PROVIDED MATERIAL
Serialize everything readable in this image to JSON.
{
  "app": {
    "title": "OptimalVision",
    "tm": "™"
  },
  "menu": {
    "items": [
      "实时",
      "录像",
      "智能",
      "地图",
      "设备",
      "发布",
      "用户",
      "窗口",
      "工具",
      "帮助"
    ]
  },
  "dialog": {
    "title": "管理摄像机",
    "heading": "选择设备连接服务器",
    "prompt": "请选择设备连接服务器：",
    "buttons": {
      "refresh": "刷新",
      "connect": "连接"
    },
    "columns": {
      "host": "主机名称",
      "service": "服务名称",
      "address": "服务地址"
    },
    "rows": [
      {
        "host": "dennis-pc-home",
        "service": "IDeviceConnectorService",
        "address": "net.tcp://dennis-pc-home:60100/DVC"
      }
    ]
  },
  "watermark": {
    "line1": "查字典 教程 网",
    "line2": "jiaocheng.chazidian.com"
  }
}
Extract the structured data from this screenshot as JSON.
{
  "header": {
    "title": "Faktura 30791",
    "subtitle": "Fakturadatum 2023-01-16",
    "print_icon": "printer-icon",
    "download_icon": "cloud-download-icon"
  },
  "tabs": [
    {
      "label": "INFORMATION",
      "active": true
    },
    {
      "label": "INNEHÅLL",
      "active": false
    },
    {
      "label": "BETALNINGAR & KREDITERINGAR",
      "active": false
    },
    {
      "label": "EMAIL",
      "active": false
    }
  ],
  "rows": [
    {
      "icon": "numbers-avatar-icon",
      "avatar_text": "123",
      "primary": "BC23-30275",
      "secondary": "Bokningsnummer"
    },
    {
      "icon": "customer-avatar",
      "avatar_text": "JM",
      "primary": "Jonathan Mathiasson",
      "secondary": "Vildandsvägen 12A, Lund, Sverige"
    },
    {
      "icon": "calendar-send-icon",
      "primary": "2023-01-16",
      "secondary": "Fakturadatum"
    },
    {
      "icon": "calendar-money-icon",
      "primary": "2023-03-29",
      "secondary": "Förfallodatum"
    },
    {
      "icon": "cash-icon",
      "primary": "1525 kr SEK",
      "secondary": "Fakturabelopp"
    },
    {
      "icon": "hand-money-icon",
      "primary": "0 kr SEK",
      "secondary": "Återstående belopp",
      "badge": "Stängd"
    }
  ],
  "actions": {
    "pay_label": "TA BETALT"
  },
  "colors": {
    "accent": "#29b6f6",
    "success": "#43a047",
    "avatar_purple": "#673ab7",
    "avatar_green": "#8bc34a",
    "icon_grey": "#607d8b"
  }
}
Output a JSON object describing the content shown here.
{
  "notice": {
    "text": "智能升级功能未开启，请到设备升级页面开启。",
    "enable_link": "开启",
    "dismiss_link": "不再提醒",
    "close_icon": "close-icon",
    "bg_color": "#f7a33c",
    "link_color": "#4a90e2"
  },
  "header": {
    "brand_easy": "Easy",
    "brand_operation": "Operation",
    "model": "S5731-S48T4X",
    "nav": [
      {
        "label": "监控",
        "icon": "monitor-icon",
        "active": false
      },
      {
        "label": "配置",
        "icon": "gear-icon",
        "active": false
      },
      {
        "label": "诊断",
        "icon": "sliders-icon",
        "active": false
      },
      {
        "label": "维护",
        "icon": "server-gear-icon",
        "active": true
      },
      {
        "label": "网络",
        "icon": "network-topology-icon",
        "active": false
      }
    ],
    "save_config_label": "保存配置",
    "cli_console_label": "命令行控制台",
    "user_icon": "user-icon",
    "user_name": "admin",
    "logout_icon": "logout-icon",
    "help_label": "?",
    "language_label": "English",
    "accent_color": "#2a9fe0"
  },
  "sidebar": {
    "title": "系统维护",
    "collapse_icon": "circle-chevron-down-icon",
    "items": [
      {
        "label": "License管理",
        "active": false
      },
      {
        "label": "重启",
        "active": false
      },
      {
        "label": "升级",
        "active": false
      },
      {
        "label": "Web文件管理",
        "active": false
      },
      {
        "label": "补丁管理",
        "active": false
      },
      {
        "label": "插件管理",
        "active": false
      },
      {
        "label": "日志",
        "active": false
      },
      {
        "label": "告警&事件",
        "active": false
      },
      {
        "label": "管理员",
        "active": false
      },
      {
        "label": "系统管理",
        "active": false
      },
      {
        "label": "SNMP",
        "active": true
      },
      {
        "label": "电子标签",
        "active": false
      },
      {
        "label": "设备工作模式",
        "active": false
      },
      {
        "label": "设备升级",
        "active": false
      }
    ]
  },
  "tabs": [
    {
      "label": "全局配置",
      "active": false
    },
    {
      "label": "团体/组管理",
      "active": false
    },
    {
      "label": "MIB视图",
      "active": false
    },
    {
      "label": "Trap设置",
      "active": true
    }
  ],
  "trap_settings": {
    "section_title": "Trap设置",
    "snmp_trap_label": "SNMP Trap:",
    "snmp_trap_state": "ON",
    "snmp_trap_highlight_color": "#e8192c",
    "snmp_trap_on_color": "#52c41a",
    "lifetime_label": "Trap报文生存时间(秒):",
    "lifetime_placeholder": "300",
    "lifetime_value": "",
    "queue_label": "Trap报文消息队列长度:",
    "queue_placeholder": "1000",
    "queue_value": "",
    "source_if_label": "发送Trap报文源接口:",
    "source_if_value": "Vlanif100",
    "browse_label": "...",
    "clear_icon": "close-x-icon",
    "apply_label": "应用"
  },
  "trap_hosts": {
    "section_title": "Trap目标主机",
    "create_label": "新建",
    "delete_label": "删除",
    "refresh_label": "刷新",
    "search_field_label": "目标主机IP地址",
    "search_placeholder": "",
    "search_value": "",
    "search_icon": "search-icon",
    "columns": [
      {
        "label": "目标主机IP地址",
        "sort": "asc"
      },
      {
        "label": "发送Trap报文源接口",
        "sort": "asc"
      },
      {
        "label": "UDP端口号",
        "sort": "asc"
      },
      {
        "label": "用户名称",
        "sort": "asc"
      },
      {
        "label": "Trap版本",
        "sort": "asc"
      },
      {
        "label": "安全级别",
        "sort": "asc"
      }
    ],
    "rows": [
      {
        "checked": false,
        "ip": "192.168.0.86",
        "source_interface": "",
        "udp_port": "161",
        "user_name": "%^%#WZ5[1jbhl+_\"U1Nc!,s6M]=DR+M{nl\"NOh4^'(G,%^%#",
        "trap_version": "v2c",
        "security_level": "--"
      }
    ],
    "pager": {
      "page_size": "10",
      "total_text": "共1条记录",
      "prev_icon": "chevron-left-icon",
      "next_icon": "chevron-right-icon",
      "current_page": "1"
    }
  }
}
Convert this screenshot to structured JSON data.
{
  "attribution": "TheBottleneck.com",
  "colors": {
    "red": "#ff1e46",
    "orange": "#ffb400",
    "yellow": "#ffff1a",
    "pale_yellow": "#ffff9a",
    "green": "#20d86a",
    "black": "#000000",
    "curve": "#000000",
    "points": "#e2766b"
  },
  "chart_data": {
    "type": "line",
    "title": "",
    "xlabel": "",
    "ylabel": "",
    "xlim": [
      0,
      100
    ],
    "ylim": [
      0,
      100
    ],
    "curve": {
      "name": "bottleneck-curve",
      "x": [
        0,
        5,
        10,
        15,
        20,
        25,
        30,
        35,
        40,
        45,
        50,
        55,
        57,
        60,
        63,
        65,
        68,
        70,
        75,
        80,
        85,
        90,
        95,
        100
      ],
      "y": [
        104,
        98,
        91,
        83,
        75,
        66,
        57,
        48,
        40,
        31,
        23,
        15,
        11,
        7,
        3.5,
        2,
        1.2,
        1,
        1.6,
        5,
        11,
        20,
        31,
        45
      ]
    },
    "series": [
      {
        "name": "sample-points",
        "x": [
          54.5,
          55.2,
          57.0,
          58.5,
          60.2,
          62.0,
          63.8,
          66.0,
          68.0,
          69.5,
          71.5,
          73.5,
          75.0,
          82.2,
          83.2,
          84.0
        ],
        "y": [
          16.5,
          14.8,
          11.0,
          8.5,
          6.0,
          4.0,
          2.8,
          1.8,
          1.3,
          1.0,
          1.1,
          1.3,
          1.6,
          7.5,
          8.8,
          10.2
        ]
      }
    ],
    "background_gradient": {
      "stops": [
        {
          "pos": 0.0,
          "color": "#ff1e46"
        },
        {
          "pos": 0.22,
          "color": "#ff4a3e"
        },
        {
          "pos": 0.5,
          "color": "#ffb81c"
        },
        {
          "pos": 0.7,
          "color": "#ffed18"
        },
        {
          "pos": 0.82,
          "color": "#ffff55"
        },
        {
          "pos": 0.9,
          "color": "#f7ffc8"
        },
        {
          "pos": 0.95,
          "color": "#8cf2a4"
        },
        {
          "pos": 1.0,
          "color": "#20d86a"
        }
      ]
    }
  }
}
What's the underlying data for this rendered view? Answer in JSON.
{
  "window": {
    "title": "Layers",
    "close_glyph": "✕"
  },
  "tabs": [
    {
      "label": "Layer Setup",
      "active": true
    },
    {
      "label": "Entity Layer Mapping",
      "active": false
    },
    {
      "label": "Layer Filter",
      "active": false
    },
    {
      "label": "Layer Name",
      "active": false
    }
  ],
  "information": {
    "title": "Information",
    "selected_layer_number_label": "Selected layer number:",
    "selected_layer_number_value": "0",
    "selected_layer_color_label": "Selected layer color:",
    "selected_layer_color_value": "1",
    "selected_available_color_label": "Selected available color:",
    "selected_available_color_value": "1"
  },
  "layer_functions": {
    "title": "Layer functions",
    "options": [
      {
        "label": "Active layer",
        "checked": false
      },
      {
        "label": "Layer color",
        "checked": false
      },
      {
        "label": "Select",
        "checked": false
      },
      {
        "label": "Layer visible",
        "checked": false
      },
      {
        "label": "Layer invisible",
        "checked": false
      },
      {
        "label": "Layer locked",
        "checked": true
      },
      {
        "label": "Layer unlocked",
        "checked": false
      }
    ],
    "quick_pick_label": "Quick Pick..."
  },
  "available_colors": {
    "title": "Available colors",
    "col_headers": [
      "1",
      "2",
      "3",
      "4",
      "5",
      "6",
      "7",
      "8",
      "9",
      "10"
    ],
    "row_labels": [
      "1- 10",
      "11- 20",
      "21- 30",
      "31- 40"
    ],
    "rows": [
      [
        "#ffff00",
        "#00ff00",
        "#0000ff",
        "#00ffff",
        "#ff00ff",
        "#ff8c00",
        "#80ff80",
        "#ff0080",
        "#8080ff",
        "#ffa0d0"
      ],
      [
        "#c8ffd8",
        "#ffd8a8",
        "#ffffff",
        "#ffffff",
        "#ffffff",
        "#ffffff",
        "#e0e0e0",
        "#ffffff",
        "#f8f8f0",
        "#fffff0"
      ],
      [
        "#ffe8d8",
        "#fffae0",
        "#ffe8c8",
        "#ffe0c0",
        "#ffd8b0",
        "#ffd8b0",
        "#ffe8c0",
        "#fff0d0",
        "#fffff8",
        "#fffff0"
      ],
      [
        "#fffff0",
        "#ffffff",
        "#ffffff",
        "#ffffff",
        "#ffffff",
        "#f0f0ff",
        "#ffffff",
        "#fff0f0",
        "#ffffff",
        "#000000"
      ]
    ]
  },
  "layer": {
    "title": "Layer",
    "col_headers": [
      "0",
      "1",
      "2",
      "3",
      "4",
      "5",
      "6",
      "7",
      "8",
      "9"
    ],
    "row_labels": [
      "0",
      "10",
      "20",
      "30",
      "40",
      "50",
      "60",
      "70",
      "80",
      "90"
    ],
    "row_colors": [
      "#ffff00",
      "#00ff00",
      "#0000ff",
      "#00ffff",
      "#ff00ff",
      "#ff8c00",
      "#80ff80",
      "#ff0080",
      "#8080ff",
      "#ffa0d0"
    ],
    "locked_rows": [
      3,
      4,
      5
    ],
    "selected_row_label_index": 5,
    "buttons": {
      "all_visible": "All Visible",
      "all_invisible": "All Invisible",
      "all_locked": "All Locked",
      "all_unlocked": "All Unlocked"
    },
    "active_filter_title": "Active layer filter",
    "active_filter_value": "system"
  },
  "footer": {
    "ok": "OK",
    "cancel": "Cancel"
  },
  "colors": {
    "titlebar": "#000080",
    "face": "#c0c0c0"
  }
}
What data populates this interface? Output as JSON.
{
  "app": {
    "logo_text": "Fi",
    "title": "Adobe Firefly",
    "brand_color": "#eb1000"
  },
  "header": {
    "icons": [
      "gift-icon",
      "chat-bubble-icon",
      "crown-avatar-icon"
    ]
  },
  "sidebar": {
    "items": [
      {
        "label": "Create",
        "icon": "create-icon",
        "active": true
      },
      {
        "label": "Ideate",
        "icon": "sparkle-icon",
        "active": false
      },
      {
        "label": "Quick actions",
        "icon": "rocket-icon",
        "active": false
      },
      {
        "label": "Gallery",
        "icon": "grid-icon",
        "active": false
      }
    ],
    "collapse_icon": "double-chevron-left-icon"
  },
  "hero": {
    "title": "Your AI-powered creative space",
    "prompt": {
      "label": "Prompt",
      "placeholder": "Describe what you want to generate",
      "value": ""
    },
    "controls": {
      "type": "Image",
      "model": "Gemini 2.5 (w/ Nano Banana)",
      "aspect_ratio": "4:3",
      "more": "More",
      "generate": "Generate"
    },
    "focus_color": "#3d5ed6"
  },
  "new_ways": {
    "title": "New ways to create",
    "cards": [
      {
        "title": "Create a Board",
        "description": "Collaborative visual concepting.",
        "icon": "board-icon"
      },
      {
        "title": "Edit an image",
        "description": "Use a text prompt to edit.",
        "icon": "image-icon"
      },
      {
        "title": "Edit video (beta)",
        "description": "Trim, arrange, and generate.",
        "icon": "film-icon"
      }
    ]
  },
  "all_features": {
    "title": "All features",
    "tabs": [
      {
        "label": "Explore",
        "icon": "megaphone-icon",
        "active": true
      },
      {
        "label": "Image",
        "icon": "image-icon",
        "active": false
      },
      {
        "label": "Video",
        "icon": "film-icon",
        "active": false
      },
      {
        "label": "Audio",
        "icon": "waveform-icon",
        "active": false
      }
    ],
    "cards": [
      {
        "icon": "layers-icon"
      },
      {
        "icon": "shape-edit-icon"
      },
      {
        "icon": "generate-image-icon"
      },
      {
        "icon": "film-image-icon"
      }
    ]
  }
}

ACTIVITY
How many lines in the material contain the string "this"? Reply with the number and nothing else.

SOLUTION
5